_Your instructions_
The answer must consist of every line from the data that holds the string "text".

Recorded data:
Content starts

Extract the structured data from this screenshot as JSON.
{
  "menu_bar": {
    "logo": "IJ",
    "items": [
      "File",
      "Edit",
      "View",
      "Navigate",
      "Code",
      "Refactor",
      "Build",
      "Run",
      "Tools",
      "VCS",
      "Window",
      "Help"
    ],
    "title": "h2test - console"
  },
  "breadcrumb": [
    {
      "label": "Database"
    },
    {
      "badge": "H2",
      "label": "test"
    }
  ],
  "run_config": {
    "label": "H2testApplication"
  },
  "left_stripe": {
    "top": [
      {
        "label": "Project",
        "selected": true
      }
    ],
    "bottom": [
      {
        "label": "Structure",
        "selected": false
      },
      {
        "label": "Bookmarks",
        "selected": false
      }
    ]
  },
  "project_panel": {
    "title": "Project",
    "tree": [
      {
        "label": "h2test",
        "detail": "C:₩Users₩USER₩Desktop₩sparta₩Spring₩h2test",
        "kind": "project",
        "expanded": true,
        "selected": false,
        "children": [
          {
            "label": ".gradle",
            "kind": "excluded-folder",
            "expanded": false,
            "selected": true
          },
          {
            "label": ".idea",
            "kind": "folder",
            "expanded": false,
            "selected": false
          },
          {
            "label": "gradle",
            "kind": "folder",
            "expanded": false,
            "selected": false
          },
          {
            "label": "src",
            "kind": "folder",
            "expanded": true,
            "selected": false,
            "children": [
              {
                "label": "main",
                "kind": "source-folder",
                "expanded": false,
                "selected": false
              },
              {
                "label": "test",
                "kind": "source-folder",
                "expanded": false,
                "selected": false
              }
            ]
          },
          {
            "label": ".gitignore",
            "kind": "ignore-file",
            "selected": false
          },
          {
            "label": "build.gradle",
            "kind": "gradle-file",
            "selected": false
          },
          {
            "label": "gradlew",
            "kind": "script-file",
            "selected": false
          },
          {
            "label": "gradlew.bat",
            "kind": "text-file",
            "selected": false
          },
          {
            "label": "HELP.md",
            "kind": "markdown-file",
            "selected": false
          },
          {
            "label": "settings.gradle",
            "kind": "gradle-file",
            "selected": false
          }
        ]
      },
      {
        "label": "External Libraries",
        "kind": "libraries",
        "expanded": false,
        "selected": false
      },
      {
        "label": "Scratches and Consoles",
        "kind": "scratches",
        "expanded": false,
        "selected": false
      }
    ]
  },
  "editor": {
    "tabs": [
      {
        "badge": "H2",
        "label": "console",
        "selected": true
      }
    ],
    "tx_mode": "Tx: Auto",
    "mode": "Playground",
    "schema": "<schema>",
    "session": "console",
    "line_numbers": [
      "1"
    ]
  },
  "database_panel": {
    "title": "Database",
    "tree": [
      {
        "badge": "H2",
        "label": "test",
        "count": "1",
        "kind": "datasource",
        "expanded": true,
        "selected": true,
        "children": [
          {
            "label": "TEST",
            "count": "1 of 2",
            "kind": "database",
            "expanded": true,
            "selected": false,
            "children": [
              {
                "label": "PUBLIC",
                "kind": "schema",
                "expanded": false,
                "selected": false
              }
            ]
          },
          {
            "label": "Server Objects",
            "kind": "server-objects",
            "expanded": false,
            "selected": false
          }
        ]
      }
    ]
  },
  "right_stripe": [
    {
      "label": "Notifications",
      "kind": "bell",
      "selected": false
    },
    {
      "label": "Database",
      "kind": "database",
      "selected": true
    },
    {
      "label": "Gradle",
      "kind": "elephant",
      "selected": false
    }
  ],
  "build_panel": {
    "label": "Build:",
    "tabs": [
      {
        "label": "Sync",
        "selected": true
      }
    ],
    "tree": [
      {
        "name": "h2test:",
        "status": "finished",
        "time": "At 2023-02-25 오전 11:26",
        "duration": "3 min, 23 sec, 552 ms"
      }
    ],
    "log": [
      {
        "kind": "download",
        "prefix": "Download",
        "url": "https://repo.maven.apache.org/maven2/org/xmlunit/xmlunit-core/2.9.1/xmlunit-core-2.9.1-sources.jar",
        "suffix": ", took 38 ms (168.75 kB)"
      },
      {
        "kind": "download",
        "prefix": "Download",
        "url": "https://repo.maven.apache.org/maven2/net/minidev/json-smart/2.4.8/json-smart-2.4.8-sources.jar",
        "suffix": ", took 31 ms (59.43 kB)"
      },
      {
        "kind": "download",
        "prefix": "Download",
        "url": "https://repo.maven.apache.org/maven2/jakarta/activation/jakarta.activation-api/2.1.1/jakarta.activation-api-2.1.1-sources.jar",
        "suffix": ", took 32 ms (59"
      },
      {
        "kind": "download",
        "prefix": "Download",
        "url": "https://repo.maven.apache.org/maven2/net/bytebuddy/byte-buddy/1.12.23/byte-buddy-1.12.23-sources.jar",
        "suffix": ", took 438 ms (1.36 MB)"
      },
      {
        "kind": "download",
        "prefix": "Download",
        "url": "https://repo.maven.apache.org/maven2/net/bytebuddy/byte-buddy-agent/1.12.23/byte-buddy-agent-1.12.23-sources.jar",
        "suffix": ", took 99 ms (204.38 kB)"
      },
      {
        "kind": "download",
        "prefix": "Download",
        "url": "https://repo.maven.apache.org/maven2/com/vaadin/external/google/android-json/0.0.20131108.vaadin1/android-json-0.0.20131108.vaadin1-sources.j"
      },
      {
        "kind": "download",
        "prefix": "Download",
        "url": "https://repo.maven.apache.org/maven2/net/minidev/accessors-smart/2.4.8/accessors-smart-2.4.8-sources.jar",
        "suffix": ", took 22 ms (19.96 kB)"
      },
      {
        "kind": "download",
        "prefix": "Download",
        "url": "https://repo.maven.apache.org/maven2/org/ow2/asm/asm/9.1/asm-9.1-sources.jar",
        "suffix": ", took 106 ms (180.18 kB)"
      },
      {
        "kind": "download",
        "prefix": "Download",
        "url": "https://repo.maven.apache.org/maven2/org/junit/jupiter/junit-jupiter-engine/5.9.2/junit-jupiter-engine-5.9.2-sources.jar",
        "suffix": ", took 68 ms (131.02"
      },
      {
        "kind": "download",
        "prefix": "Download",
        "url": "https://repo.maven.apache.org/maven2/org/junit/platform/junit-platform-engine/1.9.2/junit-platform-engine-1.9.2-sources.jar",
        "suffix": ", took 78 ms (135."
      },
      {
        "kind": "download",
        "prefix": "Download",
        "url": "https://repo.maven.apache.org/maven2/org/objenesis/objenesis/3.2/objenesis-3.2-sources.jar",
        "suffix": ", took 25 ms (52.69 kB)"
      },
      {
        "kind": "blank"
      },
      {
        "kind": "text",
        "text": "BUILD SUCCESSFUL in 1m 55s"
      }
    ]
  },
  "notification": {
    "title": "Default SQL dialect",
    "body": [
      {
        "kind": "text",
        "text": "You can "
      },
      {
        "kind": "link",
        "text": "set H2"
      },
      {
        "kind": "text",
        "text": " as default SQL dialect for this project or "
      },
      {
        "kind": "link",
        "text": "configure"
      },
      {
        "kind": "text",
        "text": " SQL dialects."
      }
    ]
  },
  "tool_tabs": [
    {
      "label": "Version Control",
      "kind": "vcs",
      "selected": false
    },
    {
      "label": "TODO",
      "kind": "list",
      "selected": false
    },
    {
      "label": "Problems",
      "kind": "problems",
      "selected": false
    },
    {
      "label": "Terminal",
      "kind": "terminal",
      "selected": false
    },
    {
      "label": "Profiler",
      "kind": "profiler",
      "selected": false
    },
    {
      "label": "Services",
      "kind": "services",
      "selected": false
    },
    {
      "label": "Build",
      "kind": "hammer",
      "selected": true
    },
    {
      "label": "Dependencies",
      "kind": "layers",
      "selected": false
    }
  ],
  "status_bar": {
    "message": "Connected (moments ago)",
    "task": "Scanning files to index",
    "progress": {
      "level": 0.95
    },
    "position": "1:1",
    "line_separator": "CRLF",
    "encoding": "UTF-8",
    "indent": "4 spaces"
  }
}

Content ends

_Output of the task_
            "kind": "text-file",
        "kind": "text",
        "text": "BUILD SUCCESSFUL in 1m 55s"
        "kind": "text",
        "text": "You can "
        "text": "set H2"
        "kind": "text",
        "text": " as default SQL dialect for this project or "
        "text": "configure"
        "kind": "text",
        "text": " SQL dialects."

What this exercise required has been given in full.